“We hope that Mr. Cumby’s case marks a sea change in the longstanding tolerance for police corruption in the city of Springfield,” Cruz said in statement released Wednesday.
Cumby also filed lawsuits against Nathan Bill’s and American Medical Response Inc., the ambulance company that responded to the scene. Those cases are pending, Cruz said.
Cumby’s ordeal began while he was drinking with his cousins, and Cintron, at the bar on Island Pond Road.
Jozelle Ligon whistled to the bartender to get her attention. But Daniel Billingsley, an off-duty Springfield police officer at the bar with colleagues, thought Ligon was cat-calling his girlfriend, another off-duty officer, according to Cumby’s lawsuit.
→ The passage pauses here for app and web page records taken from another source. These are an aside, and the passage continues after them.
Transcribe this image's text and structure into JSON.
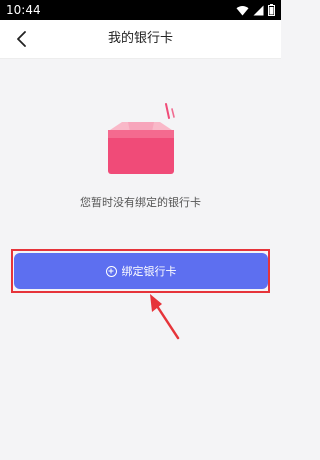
{
  "status_bar": {
    "time": "10:44"
  },
  "header": {
    "title": "我的银行卡"
  },
  "empty_state": {
    "message": "您暂时没有绑定的银行卡"
  },
  "bind_button": {
    "label": "绑定银行卡"
  },
  "colors": {
    "button": "#5d6ff0",
    "highlight": "#e6343a",
    "card_pink": "#f04b78"
  }
}
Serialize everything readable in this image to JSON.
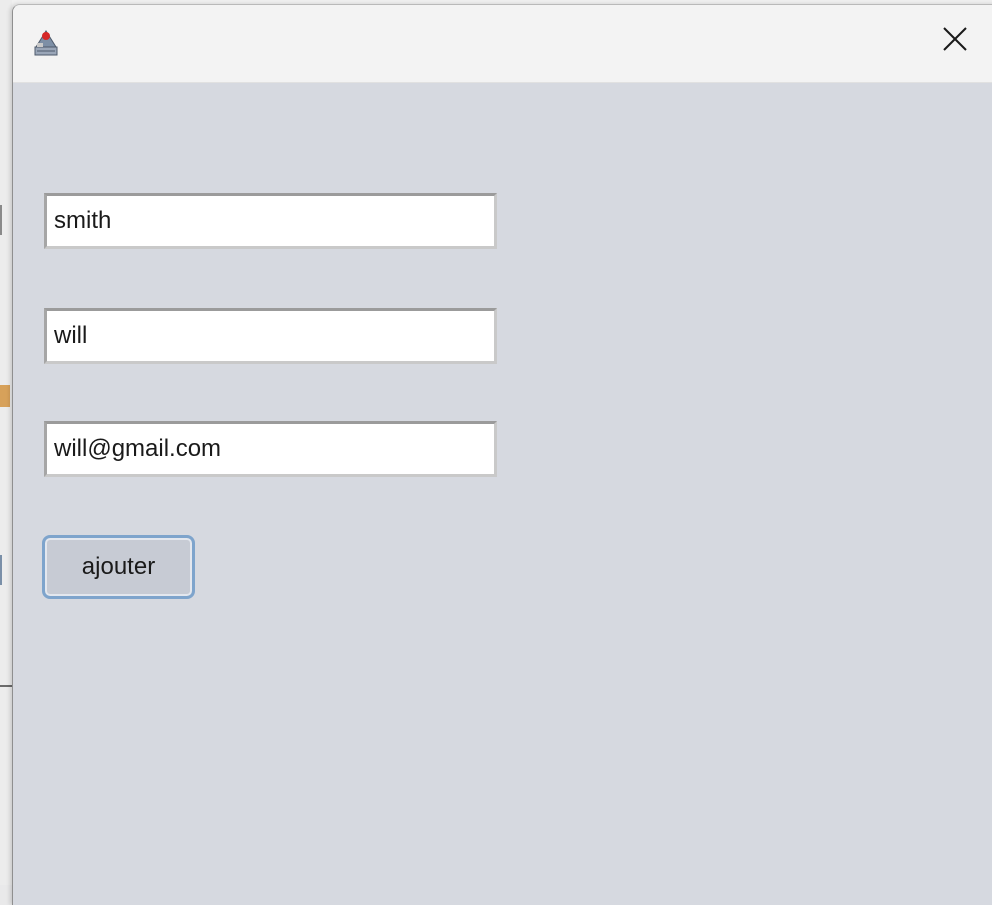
{
  "window": {
    "close_glyph": "✕"
  },
  "form": {
    "nom_value": "smith",
    "prenom_value": "will",
    "email_value": "will@gmail.com",
    "submit_label": "ajouter"
  },
  "icons": {
    "app": "java-app-icon",
    "close": "close-icon"
  },
  "colors": {
    "panel_background": "#d6d9e0",
    "titlebar_background": "#f3f3f3",
    "button_border": "#7ea4cc",
    "button_background": "#c7cbd4"
  }
}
Ligon said he offered to buy Billingsley a drink to clear the air, but he refused.
“We’re police officers, we have a tab, and we don’t want your drinks,” Billingsley told them, according to the lawsuits by Cumby and his cousins. Later, words were exchanged outside.
Cumby said he tried to defuse the situation, but when he turned his back to Billingsley, he was struck from behind and knocked out.
In July 2015, Cumby met with Springfield police investigators, who asked Cumby to identify the attackers and presented him with more than 2,600 photographs to consider, including one of Billingsley among 658 photos of Springfield officers. The same thing occurred when Cumby’s cousins met with investigators.
The men couldn’t conclusively identify their attackers from the vast photo array. In February 2017, Hampden District Attorney Anthony Gulluni declined to press charges because no one could positively identify an assailant.
Ryan Walsh, a Springfield police spokesman, said Thursday that reviews of the incident by federal investigators and major crimes supervisors at the Springfield Police Department didn’t result in criminal charges. The state attorney general’s office is conducting a probe, he said.
“The settlement is not an admission of liability and cannot be admissible in court,” Walsh said in an e-mail.
City Solicitor Edward Pikula said the city will continue to cooperate with “outside agencies reviewing the incident.”
“While we may not know all the facts of what happened that night until all ongoing hearings are complete, this is a fair and reasonable conclusion to the civil lawsuits,” he said in a statement Wednesday.
Attorney Joe A. Smith III, who represents the Ligons and Cintron, didn’t respond to requests for comment Thursday.
The city said Wednesday that it had also resolved two other legal claims.
The city has agreed to pay $75,000 to the estate of Jerry Bradley, who died in Springfield police custody in September 2015, and pay $175,000 to the mother of a child who nearly drowned in a pool at a city camp last year, the statement said.